The Herald and ?ws.
IriMMMiwnnMnTriTmmFm1 hi *wi fitii miiiiiiiw
I WATPH 1
i TT fit vll
I Opening the F
It is due to our <
ISUCCCSSlUi ill uuy
for this fall than e1
of Newberry whil
ing away. But 1
child dreads fire.
I Haidtet BfotSen. ^
I Shoes! Shoes
A solid car load of Shoes
consigned to The Hub conts
fit for every foot, and
prises the best styles and s'
the country. We were i
nate in buying this large st<
Shoes before the advance, <
I You don't need
ing to make up or
Ill Ulli (* V*
ff P. .
| j Mam street
all's Season With t
ock of Clothing, Dn
> Furnishings Ever
economical and cash bi
ing this fall and there:
rer before. We have t
^ 1% -?t * t-? #> ri
Lc owners axe iiut
dewberry is good en
This season we are
show the strongest and
tractive line of Men's Si
can be bought, as they
the best selections from
ing manufacturers in N<
See our Prize Winner,
from the city where the
first seen?Paris, France
fore we wili givo the ben<
our customers of these larg
chases. No matter what
Vm: i want, vnn will fine
UXXV/^/ uu i) v; j v. -?
you are looking i >r t The
and for less money.
came Boys' Clothing
We defy competition on
Clothing as to price and q
hapes Out of many.
fortu- 200 Boys' Suits, worth
\nh> <ro nn <C9 TVip TTnh
7V/IV VJ. vPZ.. W IV xuv
;here- them at 89c.
to hunt cheap sales an
i sonething else. Our ]
ns to suit of clothes.
>re Where Your D<
[ TR'd 1
he Strongest a
/ Goods, Shoes
lying. We have
fore we have boi
he confidence of
much and other;
ough for us as t
most at- H'f
. . - F?f?
nits that prl>f;comprise
-?W A V* ** ^ * imported
I ury v
Boys' Our line of Dr
uality. on an ^ cent cott
prices are the sa
from and our custome
turns to know that we
orders early in 1:
d be afraid that \
prices are compo;
>llar Does Dul
in e woe
s are mov;he
^ mSt/Km ../
i* "v . ; :

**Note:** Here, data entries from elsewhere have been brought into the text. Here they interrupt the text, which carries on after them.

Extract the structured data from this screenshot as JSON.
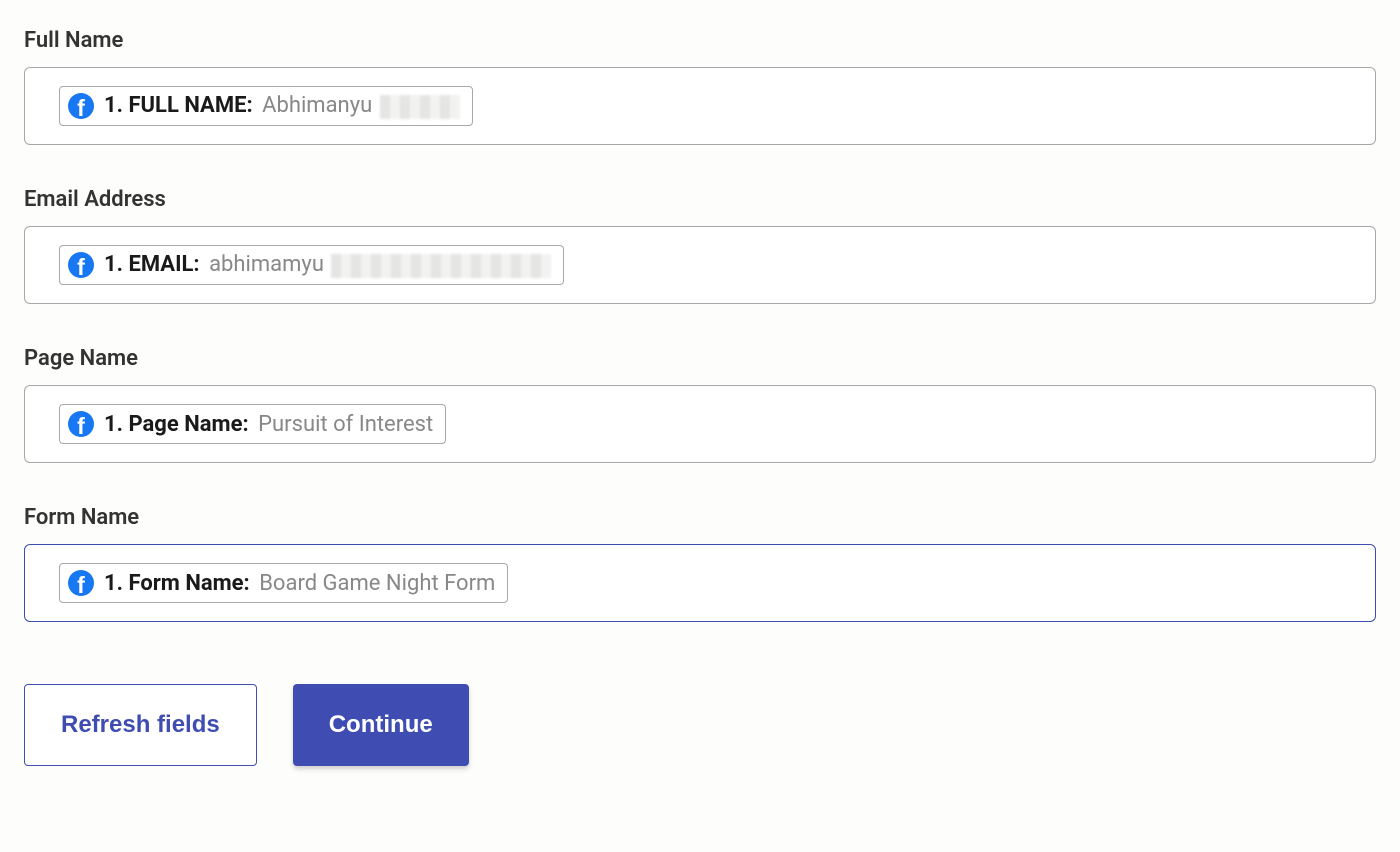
{
  "fields": [
    {
      "id": "full-name",
      "label": "Full Name",
      "pill_key": "1. FULL NAME:",
      "pill_value": "Abhimanyu",
      "blurred": "small",
      "active": false
    },
    {
      "id": "email",
      "label": "Email Address",
      "pill_key": "1. EMAIL:",
      "pill_value": "abhimamyu",
      "blurred": "wide",
      "active": false
    },
    {
      "id": "page-name",
      "label": "Page Name",
      "pill_key": "1. Page Name:",
      "pill_value": "Pursuit of Interest",
      "blurred": "none",
      "active": false
    },
    {
      "id": "form-name",
      "label": "Form Name",
      "pill_key": "1. Form Name:",
      "pill_value": "Board Game Night Form",
      "blurred": "none",
      "active": true
    }
  ],
  "buttons": {
    "refresh": "Refresh fields",
    "continue": "Continue"
  }
}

JR ! J
y Goods is based |!
;on basis and our 11
me as last year, ||
rs will be glad i|
have placed our jl
vq are try- I
rvU aa aaiuv
rry, S. C.